>>>>>

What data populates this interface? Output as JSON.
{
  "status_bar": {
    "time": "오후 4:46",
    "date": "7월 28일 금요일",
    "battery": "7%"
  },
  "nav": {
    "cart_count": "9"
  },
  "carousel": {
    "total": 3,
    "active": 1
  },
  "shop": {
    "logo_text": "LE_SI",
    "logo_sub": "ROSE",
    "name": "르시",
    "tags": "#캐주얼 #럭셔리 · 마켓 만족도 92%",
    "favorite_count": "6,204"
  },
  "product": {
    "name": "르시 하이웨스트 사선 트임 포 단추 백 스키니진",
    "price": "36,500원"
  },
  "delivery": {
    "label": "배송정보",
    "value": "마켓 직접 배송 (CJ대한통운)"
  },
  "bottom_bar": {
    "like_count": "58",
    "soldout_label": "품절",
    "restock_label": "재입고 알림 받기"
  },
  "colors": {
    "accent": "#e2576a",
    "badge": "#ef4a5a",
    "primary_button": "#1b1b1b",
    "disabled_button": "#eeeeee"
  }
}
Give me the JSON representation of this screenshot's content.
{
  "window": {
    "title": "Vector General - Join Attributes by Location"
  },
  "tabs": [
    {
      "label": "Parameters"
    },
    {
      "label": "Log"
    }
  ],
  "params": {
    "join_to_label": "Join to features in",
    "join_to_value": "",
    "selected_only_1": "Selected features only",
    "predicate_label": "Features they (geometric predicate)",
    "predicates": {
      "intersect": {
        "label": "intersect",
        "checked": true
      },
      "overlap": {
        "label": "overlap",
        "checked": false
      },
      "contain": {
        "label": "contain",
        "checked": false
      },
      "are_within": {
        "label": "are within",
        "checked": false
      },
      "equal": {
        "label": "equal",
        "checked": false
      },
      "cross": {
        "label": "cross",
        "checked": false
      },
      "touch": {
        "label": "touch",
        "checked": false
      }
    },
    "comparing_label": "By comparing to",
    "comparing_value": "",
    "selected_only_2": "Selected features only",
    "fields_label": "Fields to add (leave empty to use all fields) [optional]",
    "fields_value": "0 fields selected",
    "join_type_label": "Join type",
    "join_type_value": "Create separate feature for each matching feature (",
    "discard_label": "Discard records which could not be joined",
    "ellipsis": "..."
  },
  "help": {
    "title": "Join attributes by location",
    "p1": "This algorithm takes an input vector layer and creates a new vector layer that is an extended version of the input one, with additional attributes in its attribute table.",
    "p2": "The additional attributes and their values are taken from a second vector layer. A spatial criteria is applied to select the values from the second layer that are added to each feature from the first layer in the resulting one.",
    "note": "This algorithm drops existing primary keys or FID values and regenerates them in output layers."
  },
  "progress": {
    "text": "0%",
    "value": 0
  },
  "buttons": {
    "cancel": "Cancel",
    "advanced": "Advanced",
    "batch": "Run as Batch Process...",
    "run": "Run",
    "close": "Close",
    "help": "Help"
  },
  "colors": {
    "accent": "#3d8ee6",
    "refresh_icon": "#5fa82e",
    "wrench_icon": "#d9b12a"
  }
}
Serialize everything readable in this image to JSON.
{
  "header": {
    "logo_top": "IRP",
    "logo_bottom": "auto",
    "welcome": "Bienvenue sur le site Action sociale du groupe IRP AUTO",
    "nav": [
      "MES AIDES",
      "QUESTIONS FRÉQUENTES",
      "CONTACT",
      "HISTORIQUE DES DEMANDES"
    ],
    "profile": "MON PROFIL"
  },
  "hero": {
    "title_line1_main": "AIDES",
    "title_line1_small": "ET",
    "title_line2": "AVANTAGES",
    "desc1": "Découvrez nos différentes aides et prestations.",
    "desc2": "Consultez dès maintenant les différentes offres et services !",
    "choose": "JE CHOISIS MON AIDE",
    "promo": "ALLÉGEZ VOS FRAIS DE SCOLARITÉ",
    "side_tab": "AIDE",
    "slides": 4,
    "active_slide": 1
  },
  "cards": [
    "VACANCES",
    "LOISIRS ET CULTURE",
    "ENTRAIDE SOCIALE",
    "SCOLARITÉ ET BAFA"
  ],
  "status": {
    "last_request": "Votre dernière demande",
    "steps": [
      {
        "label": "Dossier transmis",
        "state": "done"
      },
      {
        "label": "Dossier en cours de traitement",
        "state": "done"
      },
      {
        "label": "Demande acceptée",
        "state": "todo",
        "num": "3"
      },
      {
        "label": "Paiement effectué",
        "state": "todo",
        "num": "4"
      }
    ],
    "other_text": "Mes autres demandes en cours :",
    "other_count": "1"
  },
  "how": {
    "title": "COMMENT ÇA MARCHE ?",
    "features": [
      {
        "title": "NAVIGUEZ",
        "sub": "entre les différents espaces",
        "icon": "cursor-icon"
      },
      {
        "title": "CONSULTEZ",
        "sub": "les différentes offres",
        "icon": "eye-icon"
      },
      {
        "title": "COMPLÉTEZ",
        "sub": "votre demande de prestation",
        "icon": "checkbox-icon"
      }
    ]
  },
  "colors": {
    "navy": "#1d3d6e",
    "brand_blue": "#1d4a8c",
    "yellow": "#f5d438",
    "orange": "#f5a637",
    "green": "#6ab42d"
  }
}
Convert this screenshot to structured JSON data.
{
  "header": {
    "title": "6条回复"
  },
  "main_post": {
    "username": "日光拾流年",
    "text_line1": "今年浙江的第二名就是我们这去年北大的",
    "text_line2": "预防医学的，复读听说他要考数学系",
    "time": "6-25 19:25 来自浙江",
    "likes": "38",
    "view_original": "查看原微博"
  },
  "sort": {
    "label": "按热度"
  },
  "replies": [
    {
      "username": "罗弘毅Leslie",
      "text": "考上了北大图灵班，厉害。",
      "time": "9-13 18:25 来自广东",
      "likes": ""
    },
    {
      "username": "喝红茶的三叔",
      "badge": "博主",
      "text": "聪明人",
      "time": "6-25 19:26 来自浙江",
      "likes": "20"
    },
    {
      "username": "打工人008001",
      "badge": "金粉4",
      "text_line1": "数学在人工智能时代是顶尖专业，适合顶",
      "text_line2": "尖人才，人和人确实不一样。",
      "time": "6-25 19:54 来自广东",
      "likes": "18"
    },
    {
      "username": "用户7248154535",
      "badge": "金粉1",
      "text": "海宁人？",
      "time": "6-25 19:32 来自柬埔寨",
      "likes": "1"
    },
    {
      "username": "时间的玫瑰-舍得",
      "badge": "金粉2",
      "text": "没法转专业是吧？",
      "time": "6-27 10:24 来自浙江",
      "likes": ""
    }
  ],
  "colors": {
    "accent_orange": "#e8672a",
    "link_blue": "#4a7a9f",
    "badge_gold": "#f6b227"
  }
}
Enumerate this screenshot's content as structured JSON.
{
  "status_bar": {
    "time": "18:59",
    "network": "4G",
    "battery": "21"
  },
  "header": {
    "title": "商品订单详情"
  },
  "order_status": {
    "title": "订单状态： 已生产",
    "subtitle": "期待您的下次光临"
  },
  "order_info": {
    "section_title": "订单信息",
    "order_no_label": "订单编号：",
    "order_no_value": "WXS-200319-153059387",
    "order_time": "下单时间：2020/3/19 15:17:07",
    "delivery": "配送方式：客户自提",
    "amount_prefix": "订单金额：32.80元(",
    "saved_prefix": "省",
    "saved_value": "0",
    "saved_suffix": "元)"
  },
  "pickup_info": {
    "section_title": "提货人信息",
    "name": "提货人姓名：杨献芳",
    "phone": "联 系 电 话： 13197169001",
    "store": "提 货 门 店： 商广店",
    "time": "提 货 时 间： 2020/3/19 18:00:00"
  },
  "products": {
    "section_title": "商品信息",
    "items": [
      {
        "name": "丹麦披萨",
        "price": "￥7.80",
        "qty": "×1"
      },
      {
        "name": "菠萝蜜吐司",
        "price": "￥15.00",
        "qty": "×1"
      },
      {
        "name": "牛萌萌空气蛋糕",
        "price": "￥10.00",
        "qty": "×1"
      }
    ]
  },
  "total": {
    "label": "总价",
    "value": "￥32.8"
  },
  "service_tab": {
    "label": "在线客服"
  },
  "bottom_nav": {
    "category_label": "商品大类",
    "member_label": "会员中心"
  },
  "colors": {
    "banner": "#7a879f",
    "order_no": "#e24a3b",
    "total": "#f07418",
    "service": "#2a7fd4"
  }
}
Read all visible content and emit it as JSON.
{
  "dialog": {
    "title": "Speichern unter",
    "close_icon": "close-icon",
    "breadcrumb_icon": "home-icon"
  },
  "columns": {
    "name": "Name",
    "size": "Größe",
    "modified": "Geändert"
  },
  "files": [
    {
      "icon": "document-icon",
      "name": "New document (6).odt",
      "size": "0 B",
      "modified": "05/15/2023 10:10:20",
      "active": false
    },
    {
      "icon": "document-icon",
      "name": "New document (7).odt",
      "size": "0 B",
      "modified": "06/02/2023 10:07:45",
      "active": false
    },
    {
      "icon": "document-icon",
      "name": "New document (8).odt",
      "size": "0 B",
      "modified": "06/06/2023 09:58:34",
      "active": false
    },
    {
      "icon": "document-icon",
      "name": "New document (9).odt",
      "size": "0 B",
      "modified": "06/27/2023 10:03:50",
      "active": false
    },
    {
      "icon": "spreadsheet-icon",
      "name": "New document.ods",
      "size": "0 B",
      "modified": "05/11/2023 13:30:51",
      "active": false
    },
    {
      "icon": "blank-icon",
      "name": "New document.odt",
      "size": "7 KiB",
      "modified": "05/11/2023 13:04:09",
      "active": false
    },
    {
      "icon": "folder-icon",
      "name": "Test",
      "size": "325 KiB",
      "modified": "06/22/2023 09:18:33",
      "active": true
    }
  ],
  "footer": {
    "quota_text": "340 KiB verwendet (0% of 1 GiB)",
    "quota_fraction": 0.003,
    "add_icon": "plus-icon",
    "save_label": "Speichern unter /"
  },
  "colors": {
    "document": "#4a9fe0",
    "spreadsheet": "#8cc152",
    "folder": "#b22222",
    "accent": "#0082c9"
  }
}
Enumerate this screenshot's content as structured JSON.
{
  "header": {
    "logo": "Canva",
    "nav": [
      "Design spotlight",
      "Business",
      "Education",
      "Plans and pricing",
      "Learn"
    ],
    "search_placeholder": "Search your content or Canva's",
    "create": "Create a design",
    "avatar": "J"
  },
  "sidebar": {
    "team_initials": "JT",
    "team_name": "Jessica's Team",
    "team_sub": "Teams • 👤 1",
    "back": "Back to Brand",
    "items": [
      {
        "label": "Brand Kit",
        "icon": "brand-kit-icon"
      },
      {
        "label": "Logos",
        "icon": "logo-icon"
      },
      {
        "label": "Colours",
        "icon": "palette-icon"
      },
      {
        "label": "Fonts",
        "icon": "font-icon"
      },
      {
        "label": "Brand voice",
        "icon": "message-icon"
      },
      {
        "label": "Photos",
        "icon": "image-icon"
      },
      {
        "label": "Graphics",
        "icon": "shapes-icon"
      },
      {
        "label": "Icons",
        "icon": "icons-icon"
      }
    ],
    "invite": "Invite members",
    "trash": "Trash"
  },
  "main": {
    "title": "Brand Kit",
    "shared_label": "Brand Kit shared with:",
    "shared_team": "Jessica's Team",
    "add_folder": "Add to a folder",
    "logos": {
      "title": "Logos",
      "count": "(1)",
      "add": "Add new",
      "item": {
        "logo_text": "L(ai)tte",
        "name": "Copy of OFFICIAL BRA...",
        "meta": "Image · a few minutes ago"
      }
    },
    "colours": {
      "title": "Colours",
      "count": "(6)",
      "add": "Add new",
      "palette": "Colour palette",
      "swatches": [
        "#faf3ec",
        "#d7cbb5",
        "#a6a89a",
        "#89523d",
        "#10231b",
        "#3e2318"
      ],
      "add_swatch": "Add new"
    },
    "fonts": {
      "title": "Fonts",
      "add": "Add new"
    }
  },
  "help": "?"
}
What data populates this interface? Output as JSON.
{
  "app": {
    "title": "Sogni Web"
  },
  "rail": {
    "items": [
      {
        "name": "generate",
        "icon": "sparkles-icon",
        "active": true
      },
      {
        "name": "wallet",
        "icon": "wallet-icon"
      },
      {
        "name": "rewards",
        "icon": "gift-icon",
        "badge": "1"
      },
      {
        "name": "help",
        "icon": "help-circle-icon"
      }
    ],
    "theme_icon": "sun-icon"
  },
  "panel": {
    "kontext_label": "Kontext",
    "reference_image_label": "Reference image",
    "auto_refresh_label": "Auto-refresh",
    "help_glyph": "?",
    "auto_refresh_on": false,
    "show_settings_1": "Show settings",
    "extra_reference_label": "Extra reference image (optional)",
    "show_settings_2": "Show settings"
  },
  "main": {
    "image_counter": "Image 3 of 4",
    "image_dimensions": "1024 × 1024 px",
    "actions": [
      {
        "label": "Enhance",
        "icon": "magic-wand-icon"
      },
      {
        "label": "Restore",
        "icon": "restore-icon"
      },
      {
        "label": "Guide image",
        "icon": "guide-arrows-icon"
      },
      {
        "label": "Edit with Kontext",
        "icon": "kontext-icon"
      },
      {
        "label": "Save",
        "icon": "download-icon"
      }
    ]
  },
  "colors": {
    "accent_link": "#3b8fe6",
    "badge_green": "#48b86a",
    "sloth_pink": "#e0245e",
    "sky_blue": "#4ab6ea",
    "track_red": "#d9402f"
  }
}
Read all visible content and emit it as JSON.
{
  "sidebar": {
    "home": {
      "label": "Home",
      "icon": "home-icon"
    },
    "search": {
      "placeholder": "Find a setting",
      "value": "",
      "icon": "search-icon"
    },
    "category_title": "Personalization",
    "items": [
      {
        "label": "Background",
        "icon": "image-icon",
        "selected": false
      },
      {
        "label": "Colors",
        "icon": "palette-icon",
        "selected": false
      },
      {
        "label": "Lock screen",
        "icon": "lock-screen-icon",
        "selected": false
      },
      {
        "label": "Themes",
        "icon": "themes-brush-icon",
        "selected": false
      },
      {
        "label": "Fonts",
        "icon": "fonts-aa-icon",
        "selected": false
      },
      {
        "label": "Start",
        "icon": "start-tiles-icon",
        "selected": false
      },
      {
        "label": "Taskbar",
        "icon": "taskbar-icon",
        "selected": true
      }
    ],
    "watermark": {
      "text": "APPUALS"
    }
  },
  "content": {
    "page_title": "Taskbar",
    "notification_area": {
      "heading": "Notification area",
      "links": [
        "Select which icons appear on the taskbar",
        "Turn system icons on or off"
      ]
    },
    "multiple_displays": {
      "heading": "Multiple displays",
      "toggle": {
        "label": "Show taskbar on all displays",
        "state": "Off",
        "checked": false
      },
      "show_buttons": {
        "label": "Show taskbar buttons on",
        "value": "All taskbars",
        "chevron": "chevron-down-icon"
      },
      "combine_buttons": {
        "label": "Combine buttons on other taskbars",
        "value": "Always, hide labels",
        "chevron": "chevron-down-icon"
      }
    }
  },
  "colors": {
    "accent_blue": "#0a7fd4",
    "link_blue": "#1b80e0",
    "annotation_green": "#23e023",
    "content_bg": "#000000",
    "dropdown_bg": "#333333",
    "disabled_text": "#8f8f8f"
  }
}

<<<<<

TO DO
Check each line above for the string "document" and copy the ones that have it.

PROBLEM SOLUTION
      "icon": "document-icon",
      "name": "New document (6).odt",
      "icon": "document-icon",
      "name": "New document (7).odt",
      "icon": "document-icon",
      "name": "New document (8).odt",
      "icon": "document-icon",
      "name": "New document (9).odt",
      "name": "New document.ods",
      "name": "New document.odt",
    "document": "#4a9fe0",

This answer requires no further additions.